Demolition diva ready for damage at Benton Franklin Fair

KENNEWICK — Standing in open-toed heels as antifreeze drips from a nearby burgundy-colored 1940 Buick convertible, June Monteagudo wouldn’t have it any other way.

“I love high heels,” she said, seemingly oblivious to the rough surroundings of her business, June’s Classic Auto Body in Pasco.

All around her are dozens of cars — from the beautiful restored Buick to a dented 1980-something Datsun 510 that very closely resembles a pig.

To be exact, a Pepto-Bismol-pink pig complete with snout and curly tail.

The pink pig is one of the eight vehicles Monteagudo will drive in crunch-filled races during tonight’s demolition derby as the Benton Franklin Fair kicks off.

“It’s a cute little car,” Monteagudo said. Then she added: “For now.”

In her 19th year of demolition racing, Monteagudo knows how to prepare for the event. Though her long manicured nails and flowing brown hair wouldn’t indicate it, she does a lot of the work on the derby cars herself.

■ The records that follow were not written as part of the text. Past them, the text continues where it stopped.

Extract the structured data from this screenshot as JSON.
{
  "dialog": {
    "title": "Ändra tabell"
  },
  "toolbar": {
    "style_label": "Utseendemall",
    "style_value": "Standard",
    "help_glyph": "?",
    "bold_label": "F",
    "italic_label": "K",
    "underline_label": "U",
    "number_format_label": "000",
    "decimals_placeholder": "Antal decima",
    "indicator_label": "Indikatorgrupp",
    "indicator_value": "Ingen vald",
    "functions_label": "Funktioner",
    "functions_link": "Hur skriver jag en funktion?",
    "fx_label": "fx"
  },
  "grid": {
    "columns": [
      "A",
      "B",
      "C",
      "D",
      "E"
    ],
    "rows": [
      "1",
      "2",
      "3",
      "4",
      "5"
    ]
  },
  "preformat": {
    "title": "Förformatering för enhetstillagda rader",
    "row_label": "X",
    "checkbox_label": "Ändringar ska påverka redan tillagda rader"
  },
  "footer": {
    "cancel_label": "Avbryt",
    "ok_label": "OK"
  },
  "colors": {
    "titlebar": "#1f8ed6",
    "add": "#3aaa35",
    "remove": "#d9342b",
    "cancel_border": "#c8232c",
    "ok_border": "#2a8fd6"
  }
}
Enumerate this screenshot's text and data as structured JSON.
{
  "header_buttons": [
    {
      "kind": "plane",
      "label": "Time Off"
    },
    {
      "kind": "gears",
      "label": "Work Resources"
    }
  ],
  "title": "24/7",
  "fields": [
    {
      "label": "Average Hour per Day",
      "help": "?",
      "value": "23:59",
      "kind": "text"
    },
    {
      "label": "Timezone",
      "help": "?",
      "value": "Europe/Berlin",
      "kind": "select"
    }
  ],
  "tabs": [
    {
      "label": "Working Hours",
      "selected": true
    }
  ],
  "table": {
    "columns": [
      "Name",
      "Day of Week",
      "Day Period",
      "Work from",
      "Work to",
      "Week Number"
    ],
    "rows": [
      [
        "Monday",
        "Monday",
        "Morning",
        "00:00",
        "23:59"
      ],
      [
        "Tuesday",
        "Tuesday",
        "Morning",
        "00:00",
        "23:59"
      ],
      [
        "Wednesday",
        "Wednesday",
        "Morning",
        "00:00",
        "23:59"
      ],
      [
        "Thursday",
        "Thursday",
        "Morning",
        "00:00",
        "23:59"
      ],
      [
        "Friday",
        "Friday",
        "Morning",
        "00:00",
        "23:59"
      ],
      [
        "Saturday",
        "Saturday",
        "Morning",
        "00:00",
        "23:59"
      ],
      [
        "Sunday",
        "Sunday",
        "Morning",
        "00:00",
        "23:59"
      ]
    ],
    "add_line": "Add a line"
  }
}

The glass, carpet and all seats except the driver’s are removed from the car, she explained as she pointed inside a late ’70s sedan spray-painted tangerine orange.

Most of the cars Monteagudo chooses to race are older models. “You get more metal,” she said.

“The ’70s were good, the ’80s too, but the cars in the ’90s are real thin, and now? Plastic,” she said with disgust. “It’s like I’d be racing in a rubber baby buggy bumper.”

As the years pass, Monteagudo and her competitors wreck more cars, making it harder to find the older models they want. The Cash for Clunkers program also has been no help, she said.

And as if the lack of sturdy cars isn’t enough, Monteagudo jokes that she also has to deal with bad gas.

“These cars have been sitting around for a while and today’s gas is horrible. It gums up,” she said, making a frustrated flourish with her hand.

It’s evident Monteagudo has a passion for her pastime, but two years ago she almost gave it up after receiving a blow more brutal than the worst demo derby crunching hit.

Her husband Victor died of a heart attack in May 2007, leaving Monteagudo stunned and heartbroken. For the first time, she didn’t want to race.

But her two daughters, Vicki and Lisa, got her back on the track in time for the fair.

“They said, ‘Mom, you have 10,000 fans out there. They’re waiting,’ ” she said. “So I went out there again and it felt good.”

Monteagudo said she’s since reached out to other widows and widowers, telling them to get out of the house and stay active to deal with their grief.

“When you cry, you cry alone,” she said, her big smile and stylish sunglasses hiding any trace of a tear. “And when you smile, you’ve got the whole world with you.”

Of course, tonight Monteagudo may not be smiling, and she’ll be trying to deal out some grief to her fellow drivers.

The derby’s time trials begin at 6:30 p.m. at the fairgrounds arena. Races start at 7:30 p.m.

Tickets are $10 for general admission. The $12 reserved seats already are sold out.